Gerrit Cole: "I didn't curse at him, I didn't try to provoke a fight."

You can clearly hear him drop the f-bomb in the video...
Is anyone else feeling "unwritten rule" fatigue?

I find it hilarious that according to the unwritte rules: sliding hard into second base, spikes up, to break up a double play is strongly encouraged (inflicting physical damage), but pimping a home run or trying to score more runs in a blowout is strongly discouraged (hurting feelings).

I guess spikes and slides may break the secondbaseman's bones, but words will definitely hurt me.

Baseball is a man's game. That is pretty much what it comes down to. There is no room for whining about scrapes, cuts or even broken bones nor is there room for for dancing around or personal celebrations. MLB is not the NBA, although it may be someday.
A wise man once said, "Sticks and stones may break your bones but words cause permanent damage."
In this case, it's bat flips and bunting that cause permanent damage. I actually understand guys getting worked up over words. It's the other stuff that bothers me.

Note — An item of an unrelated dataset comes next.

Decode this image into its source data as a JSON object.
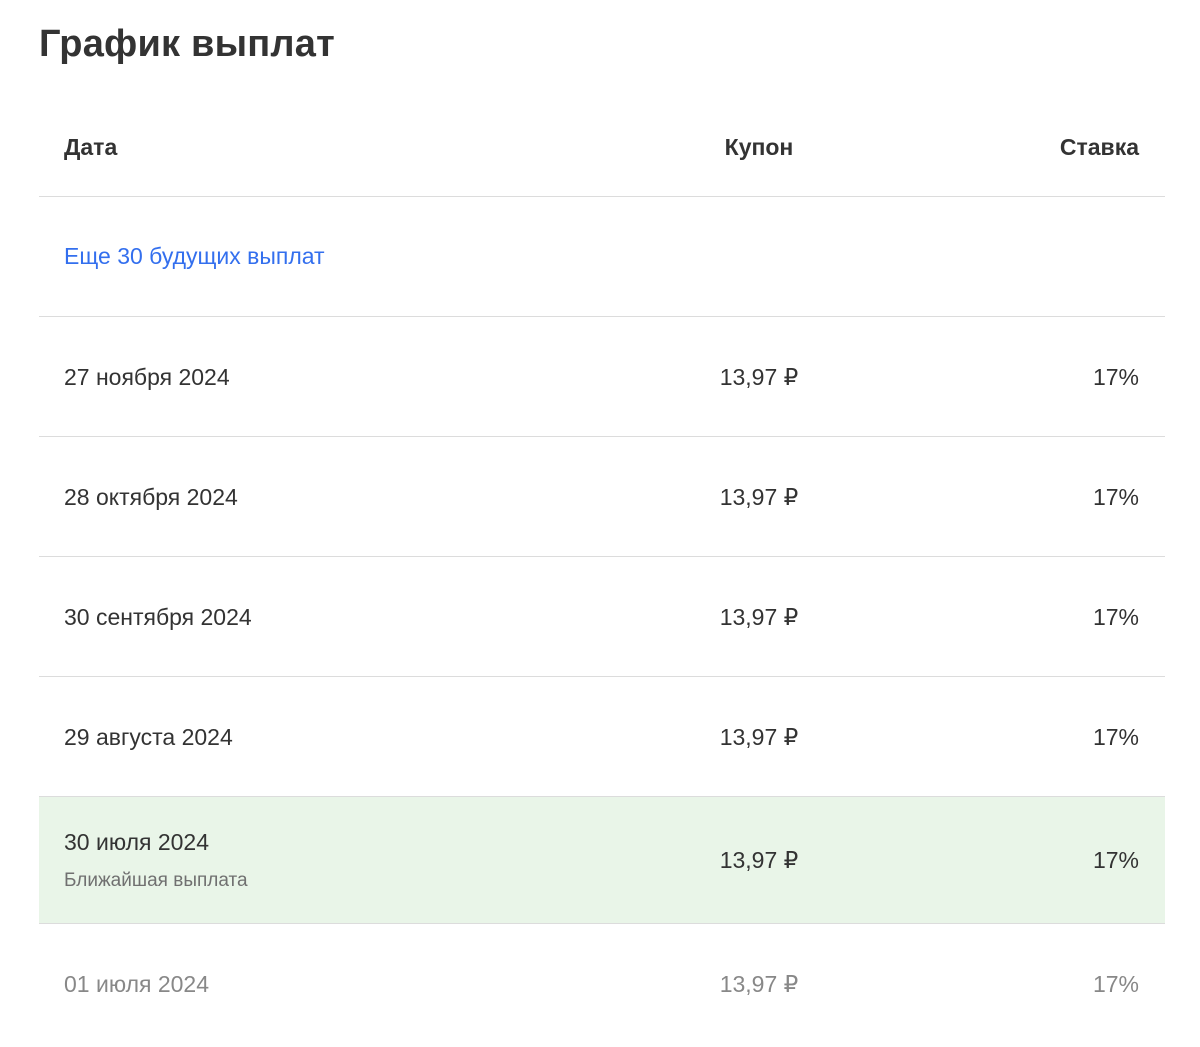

If I were a manager or pitching coach, I would have every one of my guys watch Jose Fernandez react to getting taken deep by Carlos Gonzalez this year (he pimped the hell out if it, too).

As for Bo Porter, he's just an idiot. This is Major League Baseball, not little league. There's no mercy rule. Guys get paid to produce, not to take it easy because it hurts your feelings to give up seven runs in one inning.
In all honesty, just to be up front (and I hate to keep using poker analogies), it's really about gloating. You've successfully inflicted pain upon me...congratulations, take your bases. Ever seen a crazy reaction when someone slow rolls a player in poker and gloats? It's comparable.

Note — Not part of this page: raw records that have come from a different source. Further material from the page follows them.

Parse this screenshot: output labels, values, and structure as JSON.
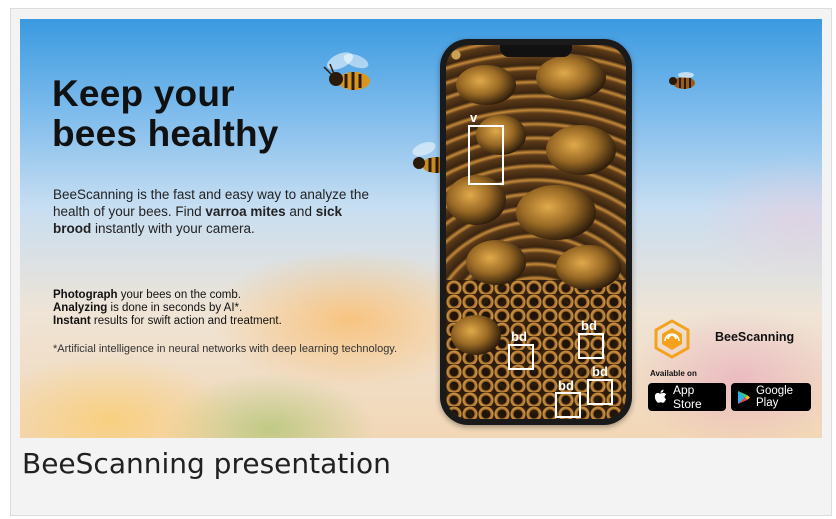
{
  "banner": {
    "headline": [
      "Keep your",
      "bees healthy"
    ],
    "intro": {
      "line1": "BeeScanning is the fast and easy way to analyze the health of your bees.",
      "find_prefix": "Find ",
      "varroa": "varroa mites",
      "and": " and ",
      "sick_brood": "sick brood",
      "instantly": " instantly with your camera."
    },
    "features": [
      {
        "bold": "Photograph",
        "rest": " your bees on the comb."
      },
      {
        "bold": "Analyzing",
        "rest": " is done in seconds by AI*."
      },
      {
        "bold": "Instant",
        "rest": " results for swift action and treatment."
      }
    ],
    "footnote": "*Artificial intelligence in neural networks with deep learning technology.",
    "phone_tags": {
      "v": "v",
      "bd": "bd"
    },
    "brand": {
      "name": "BeeScanning",
      "logo_color": "#f4a21d"
    },
    "available_on": "Available on",
    "stores": {
      "app_store": "App Store",
      "google_play": "Google Play"
    }
  },
  "caption": "BeeScanning presentation"
}
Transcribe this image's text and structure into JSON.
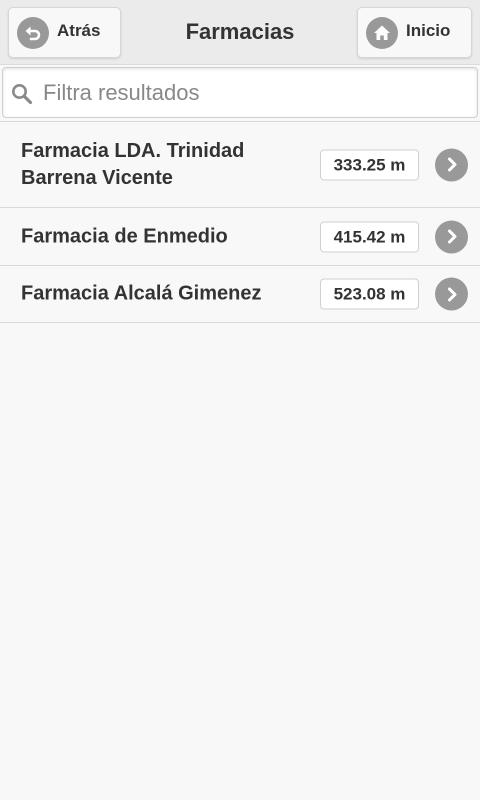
{
  "header": {
    "back_label": "Atrás",
    "title": "Farmacias",
    "home_label": "Inicio"
  },
  "search": {
    "placeholder": "Filtra resultados",
    "value": ""
  },
  "results": [
    {
      "name": "Farmacia LDA. Trinidad Barrena Vicente",
      "distance": "333.25 m"
    },
    {
      "name": "Farmacia de Enmedio",
      "distance": "415.42 m"
    },
    {
      "name": "Farmacia Alcalá Gimenez",
      "distance": "523.08 m"
    }
  ],
  "icons": {
    "back": "back-arrow-icon",
    "home": "home-icon",
    "search": "search-icon",
    "row": "chevron-right-icon"
  },
  "colors": {
    "header_bg": "#ebebeb",
    "page_bg": "#f8f8f8",
    "icon_bg": "#999999",
    "text": "#333333"
  }
}
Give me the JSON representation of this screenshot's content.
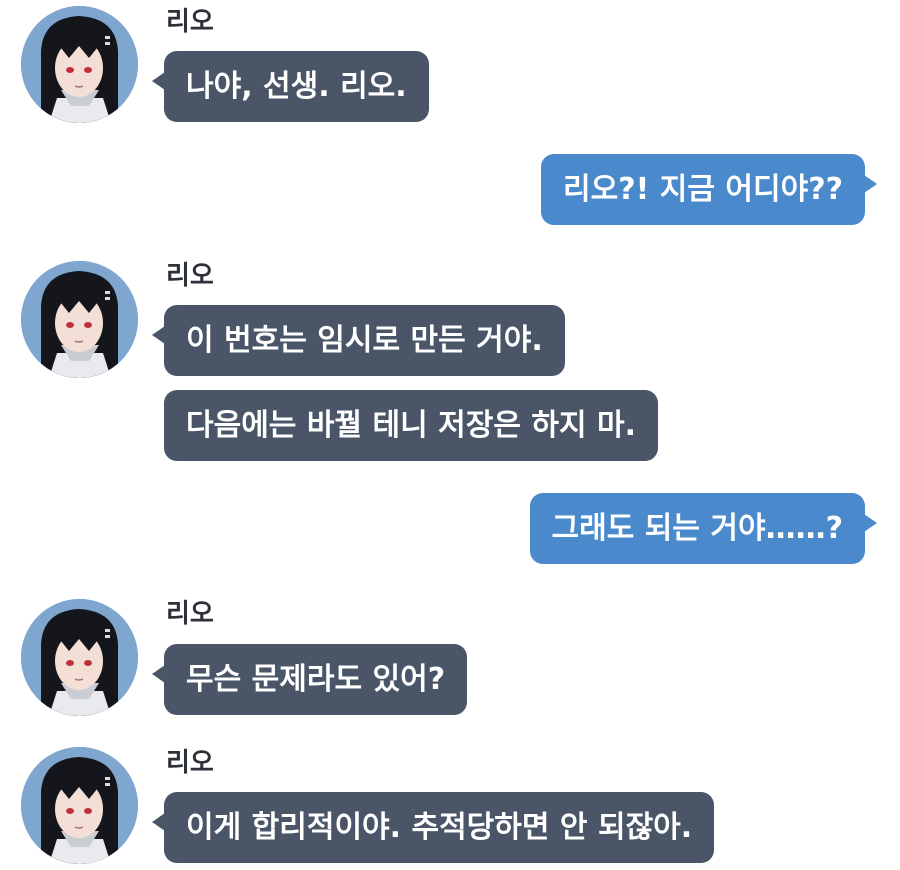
{
  "chat": {
    "sender_name": "리오",
    "colors": {
      "incoming_bubble": "#4a5568",
      "outgoing_bubble": "#4a89cc",
      "name_text": "#2d3138"
    },
    "messages": [
      {
        "from": "리오",
        "text": "나야, 선생. 리오."
      },
      {
        "from": "me",
        "text": "리오?! 지금 어디야??"
      },
      {
        "from": "리오",
        "text": "이 번호는 임시로 만든 거야."
      },
      {
        "from": "리오",
        "text": "다음에는 바꿜 테니 저장은 하지 마."
      },
      {
        "from": "me",
        "text": "그래도 되는 거야……?"
      },
      {
        "from": "리오",
        "text": "무슨 문제라도 있어?"
      },
      {
        "from": "리오",
        "text": "이게 합리적이야. 추적당하면 안 되잖아."
      }
    ],
    "avatar_icon": "rio-avatar-icon"
  }
}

I remember the first time I caught a pitcher in a game and he got homered off of...guy stands there like he just painted the Mona Lisa. I was like "Is that your first one? Then fucking run asshole. We still have a game to play." You think I want to watch him stand there for however long he wants? Besides, the mound and the catcher's areas are highly territorial. It's a whole thing.
I can't believe we (collectively) are still having these arguments. Baseball is hard. If you do something really successful (hit a home run, get a big strikeout to end a scoring threat), why shouldn't you enjoy it, and why assume that it's in any way directed at you?

I had no problem with Eck pumping his fist twenty years ago.

I had no problem with Reggie admiring his handiwork *forty* years ago.

Someone hitting a home run while you're catching isn't even looking at you, so how does that even translate into "gloating"?

And I don't understand your final comment at all: The batter is in the batter's box; you have your own box, behind the plate. You should stay there.
If Porter didn't want Lowrie to bunt, the Astros shouldn't have put on the shift. After all, what is Porter doing shifting fielders if the game is, according to his view, already over and done?
Couldn't agree more. I don't think Porter saw the irony.